How often have you heard it said that for a company the people are the most important asset? Talent acquisition and retention is essential for business success and yet we are failing to tell them what to do and why.
According to yesterday’s People Management update: Three quarters of UK workforce unsure what skills their job requires. (You can read it here). The study found that many workers neither know which skills they need for their work, nor how best to improve their skills now and for opportunities in the future. The study size was admittedly small but the confusion described isn’t surprising to me. I would go further and suggest that it is not only that the skills are unclear but, more importantly, the core purpose of roles and what success might look like. This amounts to a misuse of talent and resources. It could be avoided in my view by a clear description of the role as it relates to the purpose and aspiration of the business where the job sits.
Not knowing what you are supposed to be doing, which of your skills is most appreciated and where you are going from here can be demotivating. Worse it can lead to a loss of business performance, turn-over, costs, missed learning and the loss of talent. And if you don’t know, it’s because of one of two things: either the boss hasn’t clearly explained it, or, worse, s/he doesn’t really know.
Enter the Job Description
At the heart of this necessary exchange sits a key communication document: the humble Job Description or, JD. Most commonly in my experience, this important document tends to be pulled out of a drawer when conflicts arise, when a restructure is in the air or a replacement is needed. Often it is overlooked when annual objectives are set and reviewed. Day to day work is allowed to drift from the original phrasing until one day re-reading it comes as a surprise.
It’s odd when companies invest heavily in communication of company strategy and performance for wider marketing purposes, that the the JD, which provides the direct link from the business to the companies “key asset” is often neglected by comparison. A good JD – do not read ‘long’- serves two important functions. First, when enticing talent and developing the teams, it can clarify leadership minds as they work to attract talent from the marketplace. Second it provides a critical basis for managing and supporting the experience of the post-holder. It enables the development of the role and a democratic basis on which assumptions about the role in relation to business performance can be reviewed.

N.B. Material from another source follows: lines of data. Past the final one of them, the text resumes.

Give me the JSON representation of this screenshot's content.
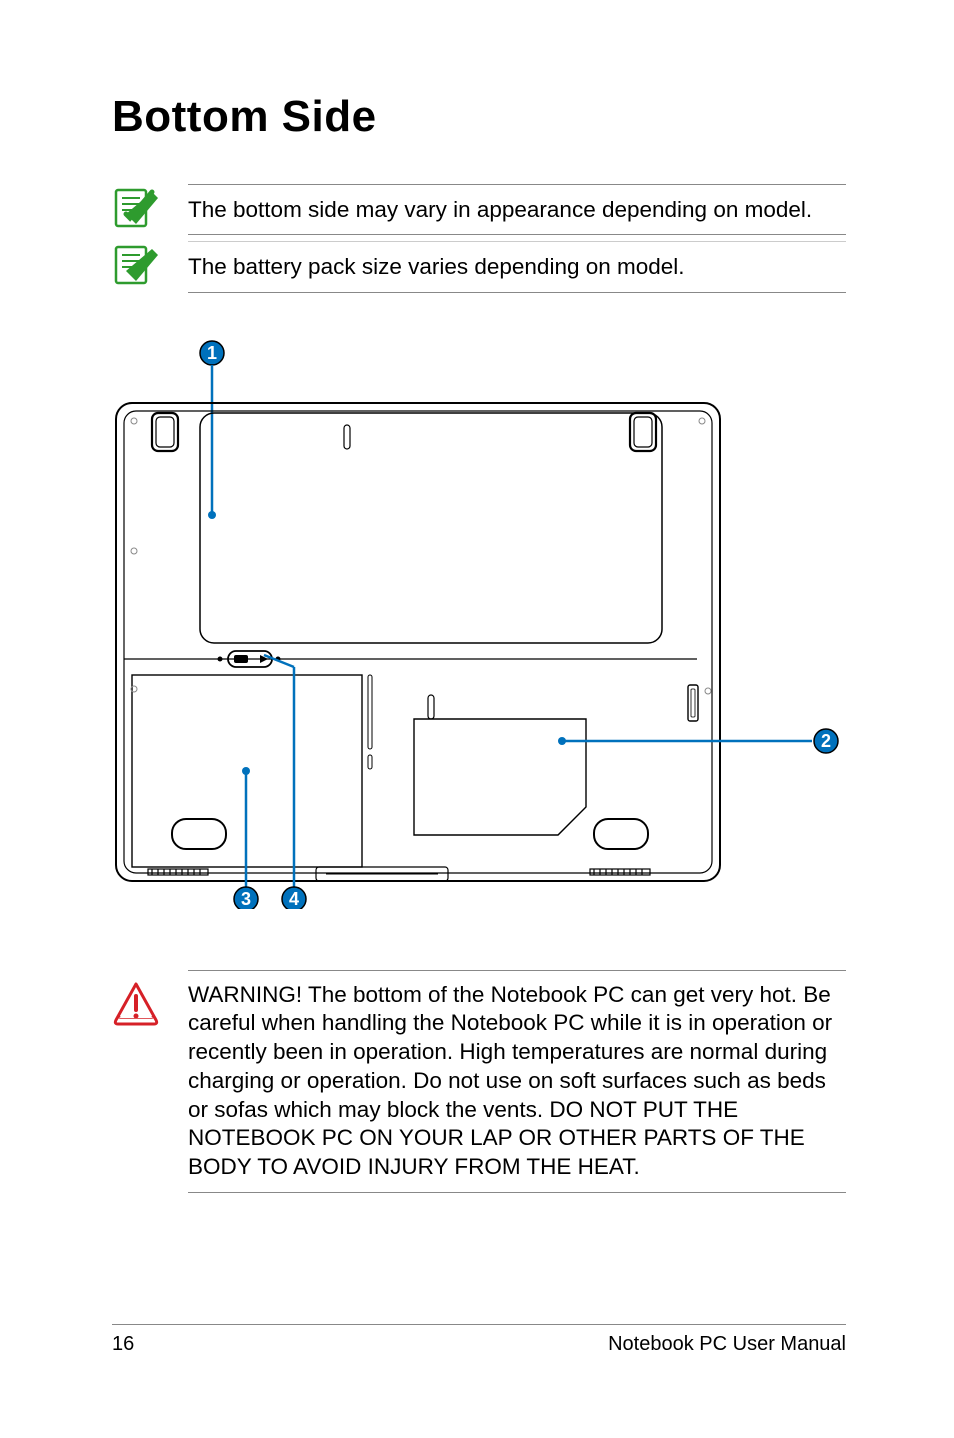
{
  "title": "Bottom Side",
  "notes": [
    "The bottom side may vary in appearance depending on model.",
    "The battery pack size varies depending on model."
  ],
  "callouts": {
    "1": "1",
    "2": "2",
    "3": "3",
    "4": "4"
  },
  "warning": "WARNING!  The bottom of the Notebook PC can get very hot. Be careful when handling the Notebook PC while it is in operation or recently been in operation. High temperatures are normal during charging or operation. Do not use on soft surfaces such as beds or sofas which may block the vents. DO NOT PUT THE NOTEBOOK PC ON YOUR LAP OR OTHER PARTS OF THE BODY TO AVOID INJURY FROM THE HEAT.",
  "footer": {
    "page_number": "16",
    "doc_title": "Notebook PC User Manual"
  }
}
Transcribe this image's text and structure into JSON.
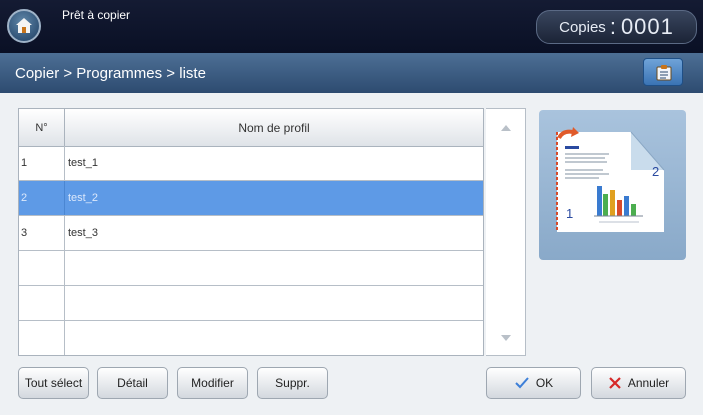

In reality this key document which is used to access our most expensive and complicated resource – people- is often poorly thought through, poorly written and routinely under-used. Within its lines should be the clear rationale for the investment in relation to the realisation of business aims. These must be described in such a way as to make sense to the holder of the JD and their manager. Even the lowest paid workers will cost several thousand pounds and should be part of the business’s success. Regardless of job type, workers have minds and ideas and initiative that can be used to build improvements to the whole business.
List of tasks or inspiring directions?
The JD I was reviewing was turgid. Swollen with details of stuff to do, and with no clarity of how these activities clustered around the core purpose for doing them. Almost certainly there will be omissions. Hence the need for that awful little catch-all sentence: ‘and anything else the manager might reasonably expect’ which I routinely delete. The hapless job holder, assuming one can be found, and their manager will struggle to define and agree the priorities within the role, wasting important start-up time. More importantly, if a job holder is held to account on a set of activities the opportunity for discussion on innovation, inventiveness, feedback and change is much harder than against higher level outcomes.
A further study, CIPD research published in October 2018 found almost half of UK workers reported being mismatched to their roles, with 37 per cent over-skilled and 12 per cent under-skilled. Better work on this key building block could reduce the pain and cost associated with these mis-matches.